Categories 8, 9 and 15 apply. Please see full REF 2014 results for the University of Bristol.
Results are from the most recent UK-wide assessment of research quality, conducted by HEFCE. More about REF 2014 results.

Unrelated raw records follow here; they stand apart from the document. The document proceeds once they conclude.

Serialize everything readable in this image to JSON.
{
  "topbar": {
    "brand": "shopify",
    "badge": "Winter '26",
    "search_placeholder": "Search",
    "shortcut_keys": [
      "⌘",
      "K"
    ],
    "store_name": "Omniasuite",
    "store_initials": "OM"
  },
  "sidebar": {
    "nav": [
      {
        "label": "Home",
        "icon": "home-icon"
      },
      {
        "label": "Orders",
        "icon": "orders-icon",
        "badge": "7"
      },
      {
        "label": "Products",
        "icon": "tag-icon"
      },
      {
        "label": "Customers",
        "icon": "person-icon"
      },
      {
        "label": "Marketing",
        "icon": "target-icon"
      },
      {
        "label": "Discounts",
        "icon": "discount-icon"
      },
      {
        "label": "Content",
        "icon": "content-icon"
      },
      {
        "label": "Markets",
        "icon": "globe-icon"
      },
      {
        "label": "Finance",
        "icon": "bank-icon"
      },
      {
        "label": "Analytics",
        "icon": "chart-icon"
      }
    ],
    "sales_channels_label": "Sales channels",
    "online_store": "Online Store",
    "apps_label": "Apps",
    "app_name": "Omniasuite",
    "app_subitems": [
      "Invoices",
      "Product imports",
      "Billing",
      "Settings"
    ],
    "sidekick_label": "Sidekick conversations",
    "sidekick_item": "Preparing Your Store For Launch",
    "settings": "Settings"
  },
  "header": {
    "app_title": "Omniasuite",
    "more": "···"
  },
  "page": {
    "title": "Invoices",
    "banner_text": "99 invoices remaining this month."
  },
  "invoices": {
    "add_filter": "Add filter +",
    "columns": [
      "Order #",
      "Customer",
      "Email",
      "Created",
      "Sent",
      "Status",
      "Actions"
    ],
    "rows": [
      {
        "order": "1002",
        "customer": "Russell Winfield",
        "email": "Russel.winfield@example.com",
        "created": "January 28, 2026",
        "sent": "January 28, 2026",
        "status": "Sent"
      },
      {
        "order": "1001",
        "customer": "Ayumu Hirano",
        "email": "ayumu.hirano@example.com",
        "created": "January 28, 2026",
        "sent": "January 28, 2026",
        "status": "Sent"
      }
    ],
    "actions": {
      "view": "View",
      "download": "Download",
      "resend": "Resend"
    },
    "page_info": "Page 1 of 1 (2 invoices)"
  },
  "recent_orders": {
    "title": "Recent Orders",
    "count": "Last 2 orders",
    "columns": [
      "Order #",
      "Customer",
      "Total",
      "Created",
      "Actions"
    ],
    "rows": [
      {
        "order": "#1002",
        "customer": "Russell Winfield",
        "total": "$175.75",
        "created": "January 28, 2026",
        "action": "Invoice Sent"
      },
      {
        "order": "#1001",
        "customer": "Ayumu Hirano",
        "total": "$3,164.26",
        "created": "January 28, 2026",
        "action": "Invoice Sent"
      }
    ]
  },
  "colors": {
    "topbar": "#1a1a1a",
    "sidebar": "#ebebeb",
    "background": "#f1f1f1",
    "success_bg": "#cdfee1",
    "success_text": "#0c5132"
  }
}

The Bristol Doctoral College facilitates and supports doctoral training and researcher development across the University.